**Data to examine:**
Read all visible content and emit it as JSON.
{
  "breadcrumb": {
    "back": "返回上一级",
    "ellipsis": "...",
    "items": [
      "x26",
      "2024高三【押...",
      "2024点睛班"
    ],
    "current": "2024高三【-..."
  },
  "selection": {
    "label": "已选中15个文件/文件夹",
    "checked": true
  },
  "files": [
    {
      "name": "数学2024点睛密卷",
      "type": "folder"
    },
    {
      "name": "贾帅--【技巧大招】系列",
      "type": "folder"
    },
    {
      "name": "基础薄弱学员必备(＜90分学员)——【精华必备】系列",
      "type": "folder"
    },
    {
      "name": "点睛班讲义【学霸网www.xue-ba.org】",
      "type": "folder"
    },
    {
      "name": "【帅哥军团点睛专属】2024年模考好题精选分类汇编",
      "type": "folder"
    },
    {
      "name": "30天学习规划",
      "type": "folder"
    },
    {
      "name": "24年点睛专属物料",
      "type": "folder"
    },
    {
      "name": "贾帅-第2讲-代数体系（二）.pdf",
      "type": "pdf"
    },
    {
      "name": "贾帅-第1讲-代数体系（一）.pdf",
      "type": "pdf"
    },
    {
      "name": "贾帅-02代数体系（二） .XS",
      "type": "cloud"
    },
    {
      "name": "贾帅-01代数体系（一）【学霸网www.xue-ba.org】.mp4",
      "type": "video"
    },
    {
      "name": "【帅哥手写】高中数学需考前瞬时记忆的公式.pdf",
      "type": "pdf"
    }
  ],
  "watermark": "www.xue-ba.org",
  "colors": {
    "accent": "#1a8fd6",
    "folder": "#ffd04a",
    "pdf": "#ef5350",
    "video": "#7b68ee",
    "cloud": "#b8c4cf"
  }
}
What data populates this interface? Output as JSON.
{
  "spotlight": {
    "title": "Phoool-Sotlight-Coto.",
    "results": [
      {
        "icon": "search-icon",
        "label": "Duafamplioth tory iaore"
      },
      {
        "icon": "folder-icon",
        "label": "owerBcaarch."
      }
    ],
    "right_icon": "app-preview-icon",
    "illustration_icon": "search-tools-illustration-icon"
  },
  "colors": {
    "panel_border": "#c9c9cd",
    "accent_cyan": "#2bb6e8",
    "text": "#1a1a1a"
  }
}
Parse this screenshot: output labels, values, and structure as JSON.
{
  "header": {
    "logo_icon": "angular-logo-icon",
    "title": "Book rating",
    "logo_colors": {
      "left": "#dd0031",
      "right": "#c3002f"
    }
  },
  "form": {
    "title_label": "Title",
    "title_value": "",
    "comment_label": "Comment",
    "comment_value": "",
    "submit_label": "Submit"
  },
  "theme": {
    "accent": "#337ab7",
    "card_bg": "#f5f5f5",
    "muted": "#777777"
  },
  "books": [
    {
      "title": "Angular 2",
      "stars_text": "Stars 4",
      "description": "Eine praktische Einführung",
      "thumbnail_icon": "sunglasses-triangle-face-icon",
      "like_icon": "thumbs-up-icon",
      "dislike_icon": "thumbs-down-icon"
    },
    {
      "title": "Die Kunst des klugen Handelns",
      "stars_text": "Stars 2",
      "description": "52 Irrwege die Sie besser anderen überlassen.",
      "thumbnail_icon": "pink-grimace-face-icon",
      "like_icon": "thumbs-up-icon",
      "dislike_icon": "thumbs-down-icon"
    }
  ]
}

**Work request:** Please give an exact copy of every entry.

**Exercise response:**
Read all visible content and emit it as JSON.
{
  "breadcrumb": {
    "back": "返回上一级",
    "ellipsis": "...",
    "items": [
      "x26",
      "2024高三【押...",
      "2024点睛班"
    ],
    "current": "2024高三【-..."
  },
  "selection": {
    "label": "已选中15个文件/文件夹",
    "checked": true
  },
  "files": [
    {
      "name": "数学2024点睛密卷",
      "type": "folder"
    },
    {
      "name": "贾帅--【技巧大招】系列",
      "type": "folder"
    },
    {
      "name": "基础薄弱学员必备(＜90分学员)——【精华必备】系列",
      "type": "folder"
    },
    {
      "name": "点睛班讲义【学霸网www.xue-ba.org】",
      "type": "folder"
    },
    {
      "name": "【帅哥军团点睛专属】2024年模考好题精选分类汇编",
      "type": "folder"
    },
    {
      "name": "30天学习规划",
      "type": "folder"
    },
    {
      "name": "24年点睛专属物料",
      "type": "folder"
    },
    {
      "name": "贾帅-第2讲-代数体系（二）.pdf",
      "type": "pdf"
    },
    {
      "name": "贾帅-第1讲-代数体系（一）.pdf",
      "type": "pdf"
    },
    {
      "name": "贾帅-02代数体系（二） .XS",
      "type": "cloud"
    },
    {
      "name": "贾帅-01代数体系（一）【学霸网www.xue-ba.org】.mp4",
      "type": "video"
    },
    {
      "name": "【帅哥手写】高中数学需考前瞬时记忆的公式.pdf",
      "type": "pdf"
    }
  ],
  "watermark": "www.xue-ba.org",
  "colors": {
    "accent": "#1a8fd6",
    "folder": "#ffd04a",
    "pdf": "#ef5350",
    "video": "#7b68ee",
    "cloud": "#b8c4cf"
  }
}
What data populates this interface? Output as JSON.
{
  "spotlight": {
    "title": "Phoool-Sotlight-Coto.",
    "results": [
      {
        "icon": "search-icon",
        "label": "Duafamplioth tory iaore"
      },
      {
        "icon": "folder-icon",
        "label": "owerBcaarch."
      }
    ],
    "right_icon": "app-preview-icon",
    "illustration_icon": "search-tools-illustration-icon"
  },
  "colors": {
    "panel_border": "#c9c9cd",
    "accent_cyan": "#2bb6e8",
    "text": "#1a1a1a"
  }
}
Parse this screenshot: output labels, values, and structure as JSON.
{
  "header": {
    "logo_icon": "angular-logo-icon",
    "title": "Book rating",
    "logo_colors": {
      "left": "#dd0031",
      "right": "#c3002f"
    }
  },
  "form": {
    "title_label": "Title",
    "title_value": "",
    "comment_label": "Comment",
    "comment_value": "",
    "submit_label": "Submit"
  },
  "theme": {
    "accent": "#337ab7",
    "card_bg": "#f5f5f5",
    "muted": "#777777"
  },
  "books": [
    {
      "title": "Angular 2",
      "stars_text": "Stars 4",
      "description": "Eine praktische Einführung",
      "thumbnail_icon": "sunglasses-triangle-face-icon",
      "like_icon": "thumbs-up-icon",
      "dislike_icon": "thumbs-down-icon"
    },
    {
      "title": "Die Kunst des klugen Handelns",
      "stars_text": "Stars 2",
      "description": "52 Irrwege die Sie besser anderen überlassen.",
      "thumbnail_icon": "pink-grimace-face-icon",
      "like_icon": "thumbs-up-icon",
      "dislike_icon": "thumbs-down-icon"
    }
  ]
}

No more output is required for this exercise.